Lloyd Echols, 70, was asleep in bed when he suffered a fatal head injury at about 10 p.m., said Gene Hart, chairman of the Banks County Board of Commissioners.
"He died instantly in our opinion," Hart said.
His wife, Mary Echols, 85, said she was not feeling well Tuesday and decided to sleep on the couch in the living room. She later realized how severe the weather had become.
"It thundered and lightninged real big and just poured and poured," she said.
She said she called out Lloyd’s name after the tree fell, but heard no response.
"I got a flashlight and tried to go back there. I started calling and calling and he never said a word, and I said right then ‘He’s already dead,’" Mary Echols said.
She later was helped out of the home by a local law enforcement officer who was nearby getting trees out of the road.
The trunk of the tree that crashed though the ceiling of the Hickory Flat Road mobile home was about four feet in diameter and caused extensive damage.
"It was such a large tree; it just about covered the entire mobile home," Hart said. "It’s just totally demolished."
Echols and her small dog, who survived the storm despite being in the bedroom at the time, spent Wednesday in her son’s house with friends and family. She said she is not sure what she will do now that her home has been destroyed and her husband is gone.
"I don’t know nothing," she said. "If I was young enough, I’d get another trailer, but I’m too near dead now."
The trunk of the tree was still on top of the mobile home Wednesday afternoon as family members and friends helped Echols clean out her belongings. She is staying with her son, who lives next door.
The large tree most likely fell because it was rotting on the inside, making it more fragile, Echols’ grandson, Mark Whitfield, said.
Whitfield said about 100 people had come by the home between Tuesday night and Wednesday afternoon to help clean and offer support, some staying up working until 3 or 4 a.m.
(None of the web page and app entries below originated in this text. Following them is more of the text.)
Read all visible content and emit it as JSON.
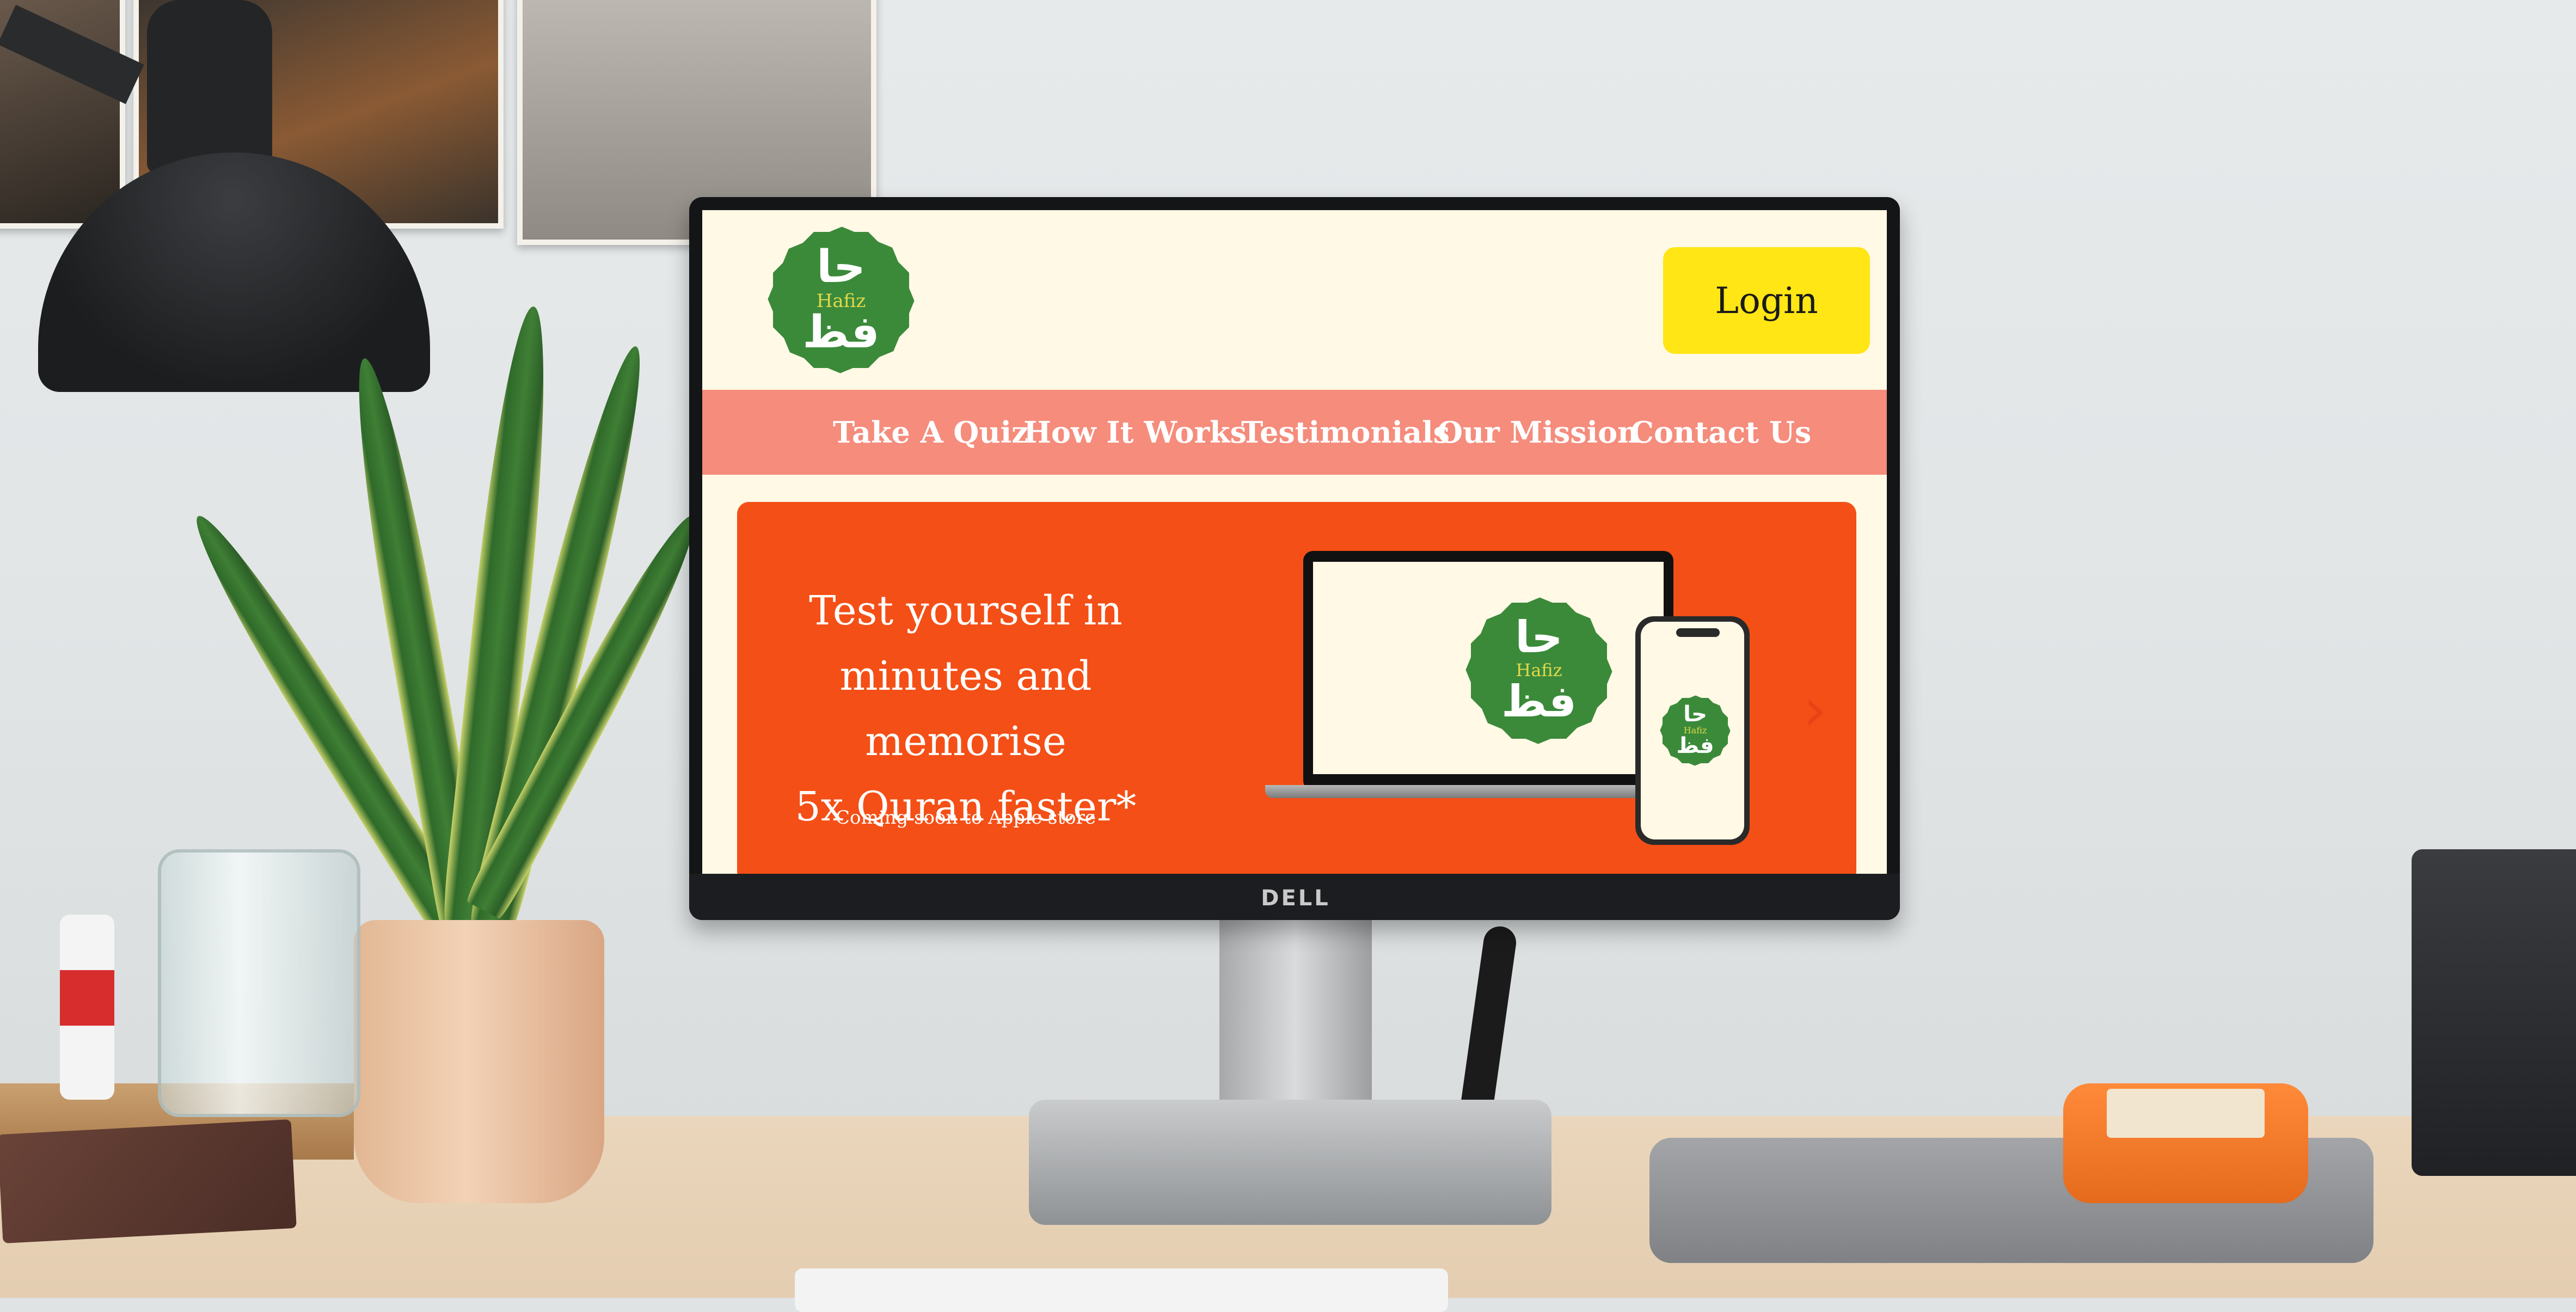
{
  "monitor": {
    "brand": "DELL"
  },
  "site": {
    "logo": {
      "top_glyph": "حا",
      "brand": "Hafiz",
      "bottom_glyph": "فظ"
    },
    "header": {
      "login_label": "Login"
    },
    "nav": {
      "items": [
        {
          "label": "Take A Quiz"
        },
        {
          "label": "How It Works"
        },
        {
          "label": "Testimonials"
        },
        {
          "label": "Our Mission"
        },
        {
          "label": "Contact Us"
        }
      ]
    },
    "hero": {
      "headline": "Test yourself in\nminutes and memorise\n5x Quran faster*",
      "subtext": "Coming soon to Apple store",
      "next_arrow": "›"
    },
    "colors": {
      "background": "#fff9e5",
      "nav": "#f58c7c",
      "hero": "#f44f16",
      "login": "#ffe614",
      "logo_green": "#3b8a3a"
    },
    "icons": {
      "carousel_next": "chevron-right-icon"
    }
  }
}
"It’s a tight-knit community," Whitfield said.
Neighbor Kenneth Parson said they are trying to pack up Echols’ remaining belongings before they are damaged by more rain.
Family friend Lena Harrison was at the home Wednesday afternoon.
"It’s unbelievable when something tragic like this happens," Harrison said. "This is something you can’t control. It’s nature."
Many trees were toppled in Lula, Gillsville and the surrounding areas as a result of the severe thunderstorm, said Laura Griffith, a forecaster with the National Weather Service. Winds were estimated at 60 mph Tuesday.
"There was quite a bit of thunderstorm wind damage," Griffith said. "Wind speeds like that can do damage to mobile homes."
Griffith said the National Weather Service recommends people in mobile homes find more stable shelter after a severe thunderstorm warning is issued.
Betty Parson, a relative of Echols, said she is saddened and shocked by Lloyd’s Echols’ death.
"I thanked the Lord nobody else was hurt. It could have took both of them easily," she said.
Severe thunderstorms also swept through Hall County on Tuesday night but didn’t cause too much damage.
Capt. Scott Cagle of the Hall County Fire Department said there were seven weather-related calls Tuesday, but no structural damage to homes or injuries was reported.
He said firefighters were called to put out a fire on about an acre of woods near Bob Bryant Road after lightning struck a tree and started a fire. It took about 45 minutes to put out the flames, Cagle said.
The fire department also responded to two other calls regarding trees falling on power lines, two calls about blown transformers and two calls from houses where lightning struck nearby.